- To do: Output every entry exactly as it appears.

Interface dataset entries
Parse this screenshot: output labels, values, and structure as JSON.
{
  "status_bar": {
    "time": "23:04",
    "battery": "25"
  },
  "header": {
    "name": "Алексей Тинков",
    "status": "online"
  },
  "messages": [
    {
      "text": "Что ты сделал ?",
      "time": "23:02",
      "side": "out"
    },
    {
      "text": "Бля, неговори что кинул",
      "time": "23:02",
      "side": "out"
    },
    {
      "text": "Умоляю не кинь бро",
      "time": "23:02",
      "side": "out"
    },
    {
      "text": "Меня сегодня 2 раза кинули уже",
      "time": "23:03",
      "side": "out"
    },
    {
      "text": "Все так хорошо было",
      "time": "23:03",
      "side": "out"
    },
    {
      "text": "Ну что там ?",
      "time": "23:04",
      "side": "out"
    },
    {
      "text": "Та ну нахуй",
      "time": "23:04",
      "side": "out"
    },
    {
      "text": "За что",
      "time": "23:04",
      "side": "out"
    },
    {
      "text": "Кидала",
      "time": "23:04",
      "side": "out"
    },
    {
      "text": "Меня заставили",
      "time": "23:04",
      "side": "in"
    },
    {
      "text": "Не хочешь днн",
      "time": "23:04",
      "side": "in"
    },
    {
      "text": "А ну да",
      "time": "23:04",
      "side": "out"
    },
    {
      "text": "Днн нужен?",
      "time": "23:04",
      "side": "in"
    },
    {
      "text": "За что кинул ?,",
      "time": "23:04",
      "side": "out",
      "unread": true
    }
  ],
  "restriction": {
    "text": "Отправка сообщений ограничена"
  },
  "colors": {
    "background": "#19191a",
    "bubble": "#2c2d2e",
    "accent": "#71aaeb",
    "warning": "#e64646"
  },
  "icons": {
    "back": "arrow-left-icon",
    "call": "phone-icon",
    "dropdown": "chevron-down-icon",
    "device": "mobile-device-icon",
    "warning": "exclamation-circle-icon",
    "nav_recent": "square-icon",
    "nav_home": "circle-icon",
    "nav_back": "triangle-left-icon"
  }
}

- Answer to this exercise:
Parse this screenshot: output labels, values, and structure as JSON.
{
  "status_bar": {
    "time": "23:04",
    "battery": "25"
  },
  "header": {
    "name": "Алексей Тинков",
    "status": "online"
  },
  "messages": [
    {
      "text": "Что ты сделал ?",
      "time": "23:02",
      "side": "out"
    },
    {
      "text": "Бля, неговори что кинул",
      "time": "23:02",
      "side": "out"
    },
    {
      "text": "Умоляю не кинь бро",
      "time": "23:02",
      "side": "out"
    },
    {
      "text": "Меня сегодня 2 раза кинули уже",
      "time": "23:03",
      "side": "out"
    },
    {
      "text": "Все так хорошо было",
      "time": "23:03",
      "side": "out"
    },
    {
      "text": "Ну что там ?",
      "time": "23:04",
      "side": "out"
    },
    {
      "text": "Та ну нахуй",
      "time": "23:04",
      "side": "out"
    },
    {
      "text": "За что",
      "time": "23:04",
      "side": "out"
    },
    {
      "text": "Кидала",
      "time": "23:04",
      "side": "out"
    },
    {
      "text": "Меня заставили",
      "time": "23:04",
      "side": "in"
    },
    {
      "text": "Не хочешь днн",
      "time": "23:04",
      "side": "in"
    },
    {
      "text": "А ну да",
      "time": "23:04",
      "side": "out"
    },
    {
      "text": "Днн нужен?",
      "time": "23:04",
      "side": "in"
    },
    {
      "text": "За что кинул ?,",
      "time": "23:04",
      "side": "out",
      "unread": true
    }
  ],
  "restriction": {
    "text": "Отправка сообщений ограничена"
  },
  "colors": {
    "background": "#19191a",
    "bubble": "#2c2d2e",
    "accent": "#71aaeb",
    "warning": "#e64646"
  },
  "icons": {
    "back": "arrow-left-icon",
    "call": "phone-icon",
    "dropdown": "chevron-down-icon",
    "device": "mobile-device-icon",
    "warning": "exclamation-circle-icon",
    "nav_recent": "square-icon",
    "nav_home": "circle-icon",
    "nav_back": "triangle-left-icon"
  }
}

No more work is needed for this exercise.